Though Year Up works with hundreds of organizations spanning a range of different fields, banks especially like the program as a recruiting tool. Banks can struggle to fill certain entry-level jobs with college grads who might balk at a $39,000 starting salary, but they’ve seen great success with Year Up candidates, who often prove to be loyal employees.
As Year Up has expanded, it’s worked with its partner companies to help them think differently about the career paths they can build for their own employees, said John Bradley, its chief operating officer. One important example of this is in trying to persuade companies that they don’t need to require a post-secondary degree for all of their entry-level jobs.
“We’ve worked a lot with employers in trying to get them to understand and change their focus or their demand on having a four-year degree to be a prospect,” Bradley said.
Likewise, Year Up has consistently sought feedback from its partner companies on how it can help its candidates prepare to join the workforce.
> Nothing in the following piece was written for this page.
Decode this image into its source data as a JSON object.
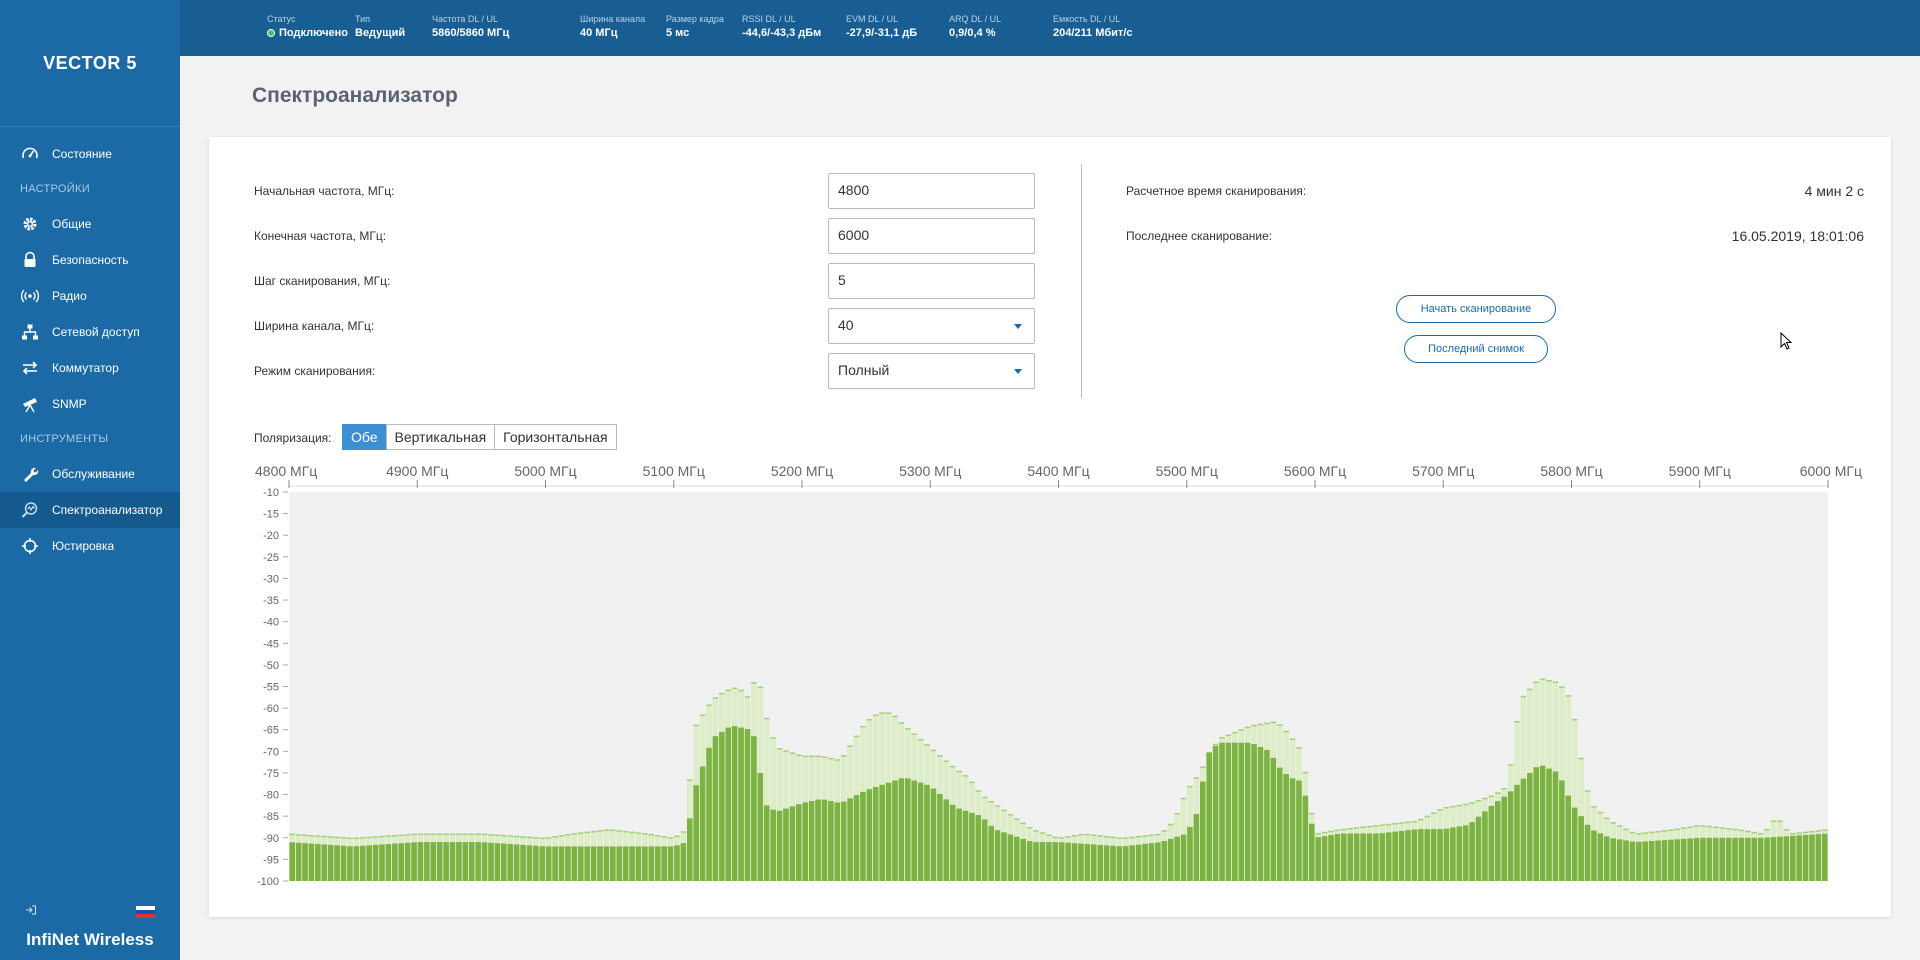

That might mean soft skills, but it also includes technical skills that can give its interns an advantage in certain entry-level jobs.
One example of that is a track that Year Up developed, with input from JPMorgan Chase, to train interns for entry-level jobs in preventing money laundering, Bradley said.
The cybersecurity pilot is another example. Rick Bardine, Year Up’s senior director of program solutions, said that students in that track learn about things such as security policies and procedures and incident monitoring and investigation. Year Up can’t train for every single function that falls under the umbrella of cybersecurity, but it can equip its students with skills that will help them at least get a foot in the door.
“There is a reasonable set of training courses that can bring our students to a level of knowledge about cybersecurity,” he said. “It really positions them very nicely for those entry-level positions.”
Another one of Year Up’s partner companies, Bank of America, took a page from the nonprofit’s book when it announced earlier this year that it would hire 10,000 people from low- to moderate-income communities, said John Jordan, managing director and head of the company’s onboarding program, The Academy.
“We really think of them as a key strategic source of talent, in providing a diverse pipeline of really motivated, hardworking young adults from the communities which we work in,” he said. “We really view them as subject matter experts and as advisers for us.”
Bank of America has accepted a total of 470 interns since it began partnering with Year Up in 2006 and of those, 200 have ultimately converted to full-time jobs.
Though the bank has placed them across a range of roles within the company, Jordan said it’s recently found success in training them as “digital ambassadors,” in-branch staff who help customers navigate the bank’s digital offerings.
Biedermann said that BNY Mellon views Year Up as another recruiting tool, just like hackathons or meet-ups aimed at attracting tech talent.
“What worked in the past was, you’d have a role, you’d post it and wait for candidates to apply,” he said. “That type of reactive recruiting has gone out the window. You have to be much more proactive and aggressive if you want to find great talent.”